In reply to this post by Daniel Sebald
On 03/12/2017 06:33 AM, [hidden email] wrote:
 Subject: Subplot excluded when there is overlap From: Daniel J Sebald [hidden email] Date: 03/12/2017 01:51 AM
 To: [hidden email]
 List-Post: [hidden email] Content-Transfer-Encoding: 7bit Precedence: list MIME-Version: 1.0 Message-ID: [hidden email] Content-Type: text/plain; charset=utf-8; format=flowed Message: 2

It's sometimes useful to put subplots right next to one another if they share an axis and leave but one set of tick labels for sake of space. There's an apparent rule that subplots which lie under a plot are not shown.  (If anyone knows of a property that changes that behavior, please let me know.)

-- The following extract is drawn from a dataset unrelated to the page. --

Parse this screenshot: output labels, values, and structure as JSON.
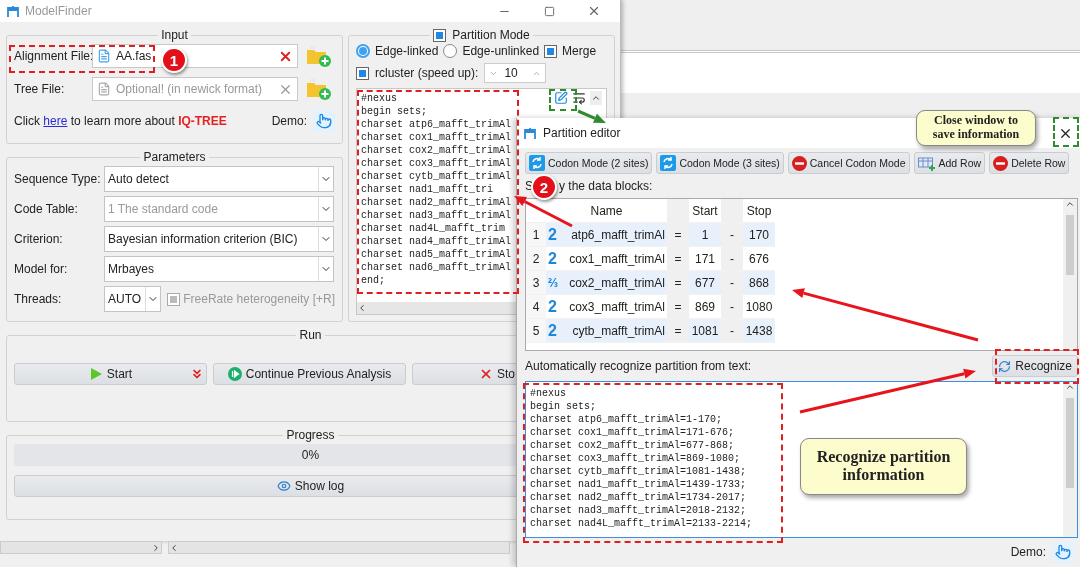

Because of the inexactness of floating point math, something like the following:

figure
subplot('position', [0.15 0.2 0.8 0.2])
plot(1:50)

subplot('position', [0.15 0.4 0.8 0.2])
plot(1:50)

subplot('position', [0.15 0.6 0.8 0.2])
plot(1:50)

results in one of the subplots not displayed.  Technically there is overlap because of the floating point limited resolution, i.e., 0.2f + 0.2f > 0.4f, or 0.4f + 0.2f > 0.6f.  But there is a certain non-user-friendliness about making the user do something like

figure
subplot('position', [0.15 0.2 0.8 0.2-1e-10])
plot(1:50)

subplot('position', [0.15 0.4 0.8 0.2-1e-10])
plot(1:50)

subplot('position', [0.15 0.6 0.8 0.2-1e-10])
plot(1:50)

Also, sometimes the approach like above can result in the two borders in common creating a thicker line.

Could the test for overlap be changed slightly to allow "nearly-equal" in the formula somehow?

A slightly different take.  If you know exactly where you want the axes, why not just use axes() instead of subplot() in the code above?  Overlap won't matter since these will be independent axes rather than subplots.

You can take a look at the code in subplot.m.  When subplots overlap the function assumes that you are trying to re-plot into an existing subplot so it clears the old axes first.

--Rik